I also put in thirty narcissus bulbs just in front of the potting shed. (Had to remove one of the bright blue water troughs to plant them. But that’s fine. The blue bins are such a garish unrelenting colour they really won’t fit in with any planting scheme.

The sweet peas are coming up well: a bit spindly in the low light, but at least they have germinated.

And I may even mow the lawn after lunch. It’s dry enough to work now. And it will be the last mow before spring. Here’s hoping I can a) get it started and b) not get carried away. There is a vegetable garden to dig over – I keep re-iterating that.

Oh yes, and I planted three more thyme shrubs in the path down the steps. More challenging as there are plenty of rocks on this side. But when you have a mania for symmetry, then the path is crying out for more thyme. And they were only 2 euros each at Jacquet. Half the price they are in the summer. I guess everyone thinks you are mad to plant in this cold weather. Hah.

Excuse me while I attend to our radiators. They shudder and sings merrily and you have to catch them before they all set each other off.

So here it is. The mower started second go, and went like a demon down all the lawns.
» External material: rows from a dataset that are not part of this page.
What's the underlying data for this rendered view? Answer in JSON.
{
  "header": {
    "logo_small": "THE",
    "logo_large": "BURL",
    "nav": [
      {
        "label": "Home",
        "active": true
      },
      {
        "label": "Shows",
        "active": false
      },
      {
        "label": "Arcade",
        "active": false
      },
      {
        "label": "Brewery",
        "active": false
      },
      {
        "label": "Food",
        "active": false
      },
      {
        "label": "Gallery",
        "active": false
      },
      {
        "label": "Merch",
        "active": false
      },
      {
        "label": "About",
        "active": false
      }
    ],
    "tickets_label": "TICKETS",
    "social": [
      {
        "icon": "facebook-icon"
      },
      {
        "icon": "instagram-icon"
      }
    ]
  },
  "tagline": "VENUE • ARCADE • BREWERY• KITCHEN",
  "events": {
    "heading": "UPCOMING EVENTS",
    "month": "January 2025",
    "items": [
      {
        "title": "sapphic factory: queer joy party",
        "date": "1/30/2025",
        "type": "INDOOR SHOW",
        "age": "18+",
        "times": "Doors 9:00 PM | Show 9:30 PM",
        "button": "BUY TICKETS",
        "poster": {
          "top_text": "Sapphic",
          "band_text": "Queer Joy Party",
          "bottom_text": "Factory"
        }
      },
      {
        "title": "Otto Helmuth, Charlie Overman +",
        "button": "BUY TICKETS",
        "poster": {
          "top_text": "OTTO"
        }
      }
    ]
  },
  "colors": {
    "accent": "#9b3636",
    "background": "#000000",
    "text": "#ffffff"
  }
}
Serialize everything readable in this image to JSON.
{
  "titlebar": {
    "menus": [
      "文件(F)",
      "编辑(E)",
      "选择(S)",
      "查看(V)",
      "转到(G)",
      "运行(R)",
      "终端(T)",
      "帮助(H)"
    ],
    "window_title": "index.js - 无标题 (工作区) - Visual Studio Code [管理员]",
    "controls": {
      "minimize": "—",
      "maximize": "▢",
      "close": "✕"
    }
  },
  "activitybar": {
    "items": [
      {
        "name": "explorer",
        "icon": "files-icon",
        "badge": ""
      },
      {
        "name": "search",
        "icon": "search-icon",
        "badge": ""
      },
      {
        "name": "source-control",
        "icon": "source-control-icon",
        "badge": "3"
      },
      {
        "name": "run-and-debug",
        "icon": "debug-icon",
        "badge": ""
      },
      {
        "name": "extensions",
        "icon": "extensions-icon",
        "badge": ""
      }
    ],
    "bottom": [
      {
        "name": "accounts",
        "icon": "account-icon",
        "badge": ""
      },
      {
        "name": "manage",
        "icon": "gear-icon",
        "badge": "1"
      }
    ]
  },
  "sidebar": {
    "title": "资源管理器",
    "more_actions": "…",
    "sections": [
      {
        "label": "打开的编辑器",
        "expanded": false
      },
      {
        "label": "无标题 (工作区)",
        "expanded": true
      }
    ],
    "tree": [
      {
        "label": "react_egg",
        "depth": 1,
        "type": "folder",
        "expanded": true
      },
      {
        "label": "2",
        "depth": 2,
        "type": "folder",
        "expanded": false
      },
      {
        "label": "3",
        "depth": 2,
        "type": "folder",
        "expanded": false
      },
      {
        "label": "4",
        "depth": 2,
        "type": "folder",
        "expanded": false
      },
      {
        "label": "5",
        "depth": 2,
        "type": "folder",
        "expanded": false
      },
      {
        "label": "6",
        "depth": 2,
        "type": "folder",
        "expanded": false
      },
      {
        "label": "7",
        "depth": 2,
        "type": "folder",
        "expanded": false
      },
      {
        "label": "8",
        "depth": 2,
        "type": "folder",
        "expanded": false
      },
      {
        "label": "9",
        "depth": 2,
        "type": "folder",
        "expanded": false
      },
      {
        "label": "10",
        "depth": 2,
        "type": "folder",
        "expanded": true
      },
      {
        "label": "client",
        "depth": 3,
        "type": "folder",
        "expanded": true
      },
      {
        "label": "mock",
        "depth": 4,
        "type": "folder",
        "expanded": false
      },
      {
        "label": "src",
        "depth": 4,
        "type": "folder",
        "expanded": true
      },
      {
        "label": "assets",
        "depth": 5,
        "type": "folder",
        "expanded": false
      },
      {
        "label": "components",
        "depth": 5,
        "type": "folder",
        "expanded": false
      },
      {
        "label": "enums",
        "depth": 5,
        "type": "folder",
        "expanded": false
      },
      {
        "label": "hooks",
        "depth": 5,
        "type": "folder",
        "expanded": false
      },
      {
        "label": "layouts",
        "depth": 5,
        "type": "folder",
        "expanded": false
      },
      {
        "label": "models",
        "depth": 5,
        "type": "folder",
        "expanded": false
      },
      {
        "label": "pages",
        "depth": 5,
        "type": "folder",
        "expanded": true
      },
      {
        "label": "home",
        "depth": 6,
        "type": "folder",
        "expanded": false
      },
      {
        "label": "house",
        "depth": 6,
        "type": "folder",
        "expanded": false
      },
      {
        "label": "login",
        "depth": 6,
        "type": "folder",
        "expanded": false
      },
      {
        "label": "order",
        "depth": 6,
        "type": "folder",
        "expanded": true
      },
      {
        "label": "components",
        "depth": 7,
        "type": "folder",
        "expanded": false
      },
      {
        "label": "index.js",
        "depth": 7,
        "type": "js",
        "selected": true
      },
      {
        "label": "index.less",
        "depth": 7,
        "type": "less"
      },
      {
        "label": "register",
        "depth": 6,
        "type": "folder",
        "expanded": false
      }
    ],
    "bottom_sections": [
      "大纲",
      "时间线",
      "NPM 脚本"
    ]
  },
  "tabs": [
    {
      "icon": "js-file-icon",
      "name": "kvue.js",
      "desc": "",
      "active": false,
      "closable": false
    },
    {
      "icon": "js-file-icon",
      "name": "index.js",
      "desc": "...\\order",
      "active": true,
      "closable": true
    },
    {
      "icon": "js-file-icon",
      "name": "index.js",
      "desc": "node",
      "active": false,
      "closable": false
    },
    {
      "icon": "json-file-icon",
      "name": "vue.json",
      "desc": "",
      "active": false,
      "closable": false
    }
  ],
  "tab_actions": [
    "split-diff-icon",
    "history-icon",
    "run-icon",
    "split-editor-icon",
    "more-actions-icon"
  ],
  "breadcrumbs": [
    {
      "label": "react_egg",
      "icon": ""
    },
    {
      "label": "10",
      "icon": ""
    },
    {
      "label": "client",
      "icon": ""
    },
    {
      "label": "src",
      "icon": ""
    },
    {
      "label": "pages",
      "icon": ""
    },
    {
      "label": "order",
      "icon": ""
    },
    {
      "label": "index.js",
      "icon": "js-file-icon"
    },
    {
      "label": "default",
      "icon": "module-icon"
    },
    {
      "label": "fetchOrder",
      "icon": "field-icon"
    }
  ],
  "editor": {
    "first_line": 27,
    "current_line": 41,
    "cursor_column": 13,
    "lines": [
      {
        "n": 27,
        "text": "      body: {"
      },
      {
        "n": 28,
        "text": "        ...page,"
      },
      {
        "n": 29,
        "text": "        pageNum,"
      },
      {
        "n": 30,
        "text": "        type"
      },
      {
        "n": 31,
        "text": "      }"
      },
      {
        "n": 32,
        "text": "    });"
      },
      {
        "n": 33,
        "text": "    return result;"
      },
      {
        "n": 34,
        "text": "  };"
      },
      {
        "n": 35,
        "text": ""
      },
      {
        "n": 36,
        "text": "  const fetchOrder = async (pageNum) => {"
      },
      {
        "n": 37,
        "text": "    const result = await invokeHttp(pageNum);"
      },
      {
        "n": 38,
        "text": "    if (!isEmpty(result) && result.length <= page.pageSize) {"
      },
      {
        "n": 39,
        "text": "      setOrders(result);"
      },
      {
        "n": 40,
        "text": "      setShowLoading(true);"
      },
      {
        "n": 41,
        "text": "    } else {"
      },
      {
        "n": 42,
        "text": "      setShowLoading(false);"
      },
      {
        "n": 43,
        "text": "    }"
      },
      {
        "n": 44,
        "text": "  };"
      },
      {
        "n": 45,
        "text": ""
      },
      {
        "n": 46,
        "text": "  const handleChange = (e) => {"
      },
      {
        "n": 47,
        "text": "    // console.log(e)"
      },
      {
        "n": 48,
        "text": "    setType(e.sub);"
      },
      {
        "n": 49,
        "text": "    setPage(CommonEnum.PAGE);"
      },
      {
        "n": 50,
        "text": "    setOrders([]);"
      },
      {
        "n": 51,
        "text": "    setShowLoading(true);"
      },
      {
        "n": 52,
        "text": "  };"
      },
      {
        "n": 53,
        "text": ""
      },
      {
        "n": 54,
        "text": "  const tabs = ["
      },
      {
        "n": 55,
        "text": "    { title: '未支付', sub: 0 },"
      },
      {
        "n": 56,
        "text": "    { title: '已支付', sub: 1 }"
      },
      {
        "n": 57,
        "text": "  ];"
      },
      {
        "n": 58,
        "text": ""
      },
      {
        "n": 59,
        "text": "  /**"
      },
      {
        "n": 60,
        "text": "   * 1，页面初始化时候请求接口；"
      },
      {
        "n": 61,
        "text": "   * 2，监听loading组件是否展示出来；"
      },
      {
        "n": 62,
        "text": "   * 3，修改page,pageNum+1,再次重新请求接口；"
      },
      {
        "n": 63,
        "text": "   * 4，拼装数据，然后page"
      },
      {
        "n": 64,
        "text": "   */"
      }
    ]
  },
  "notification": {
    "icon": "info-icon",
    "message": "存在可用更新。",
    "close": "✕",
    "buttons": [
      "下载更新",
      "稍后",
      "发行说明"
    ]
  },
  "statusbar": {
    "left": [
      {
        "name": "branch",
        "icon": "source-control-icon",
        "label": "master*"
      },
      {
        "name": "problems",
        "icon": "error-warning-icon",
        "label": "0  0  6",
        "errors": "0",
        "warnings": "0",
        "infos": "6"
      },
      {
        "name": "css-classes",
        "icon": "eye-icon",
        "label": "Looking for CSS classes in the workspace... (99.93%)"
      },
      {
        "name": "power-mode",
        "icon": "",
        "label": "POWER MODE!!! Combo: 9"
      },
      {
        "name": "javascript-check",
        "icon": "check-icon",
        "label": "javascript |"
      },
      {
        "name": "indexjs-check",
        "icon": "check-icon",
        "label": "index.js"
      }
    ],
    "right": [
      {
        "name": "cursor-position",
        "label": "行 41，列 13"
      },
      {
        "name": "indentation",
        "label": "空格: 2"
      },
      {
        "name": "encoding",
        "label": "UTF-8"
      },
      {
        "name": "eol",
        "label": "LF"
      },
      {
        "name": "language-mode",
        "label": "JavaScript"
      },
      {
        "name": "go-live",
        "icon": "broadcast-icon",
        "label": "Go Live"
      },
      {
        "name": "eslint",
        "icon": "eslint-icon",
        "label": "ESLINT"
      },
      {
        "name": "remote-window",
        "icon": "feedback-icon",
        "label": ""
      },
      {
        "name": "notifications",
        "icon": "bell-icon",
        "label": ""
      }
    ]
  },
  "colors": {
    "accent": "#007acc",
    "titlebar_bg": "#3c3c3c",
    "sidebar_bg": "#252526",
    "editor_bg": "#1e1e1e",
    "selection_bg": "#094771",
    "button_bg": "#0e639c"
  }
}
Took ages, but it’s such a pleasure (if you discount having to stop and empty the grass catcher all the time. I’m not strong enough to un-wrench the blade attachment and put on the mulching mechanism, so I have to keep on with this rather laborious task).

And there are two parts of the garden where the new lawns are -taking- well. I sowed a lot of grass seeds around the soft fruit bushes. You can almost see the join between the turf path and the newly seeded bit, but it’s a close thing. Very impressive work on the part of the grass. And who would have thought that the -piano- lawn would have seeded in that rain last month? Almost a green sward.

And to finish the day I went up and applied yet more shrouding to the shed. It blows a gale in there and we have about three more days of frost predicted ahead. But when the sun shines its bliss and if all goes well I shall try and dig over parts of the vegetable bed tomorrow. (Promise.)

But before I went in, I had to take a picture of the Agastache dying so elegantly in the garden. Why it-s positively Piet Oudolf-like having plants like this backlit by the afternoon sun in winter. It will make a New Planting Style gardener of me yet.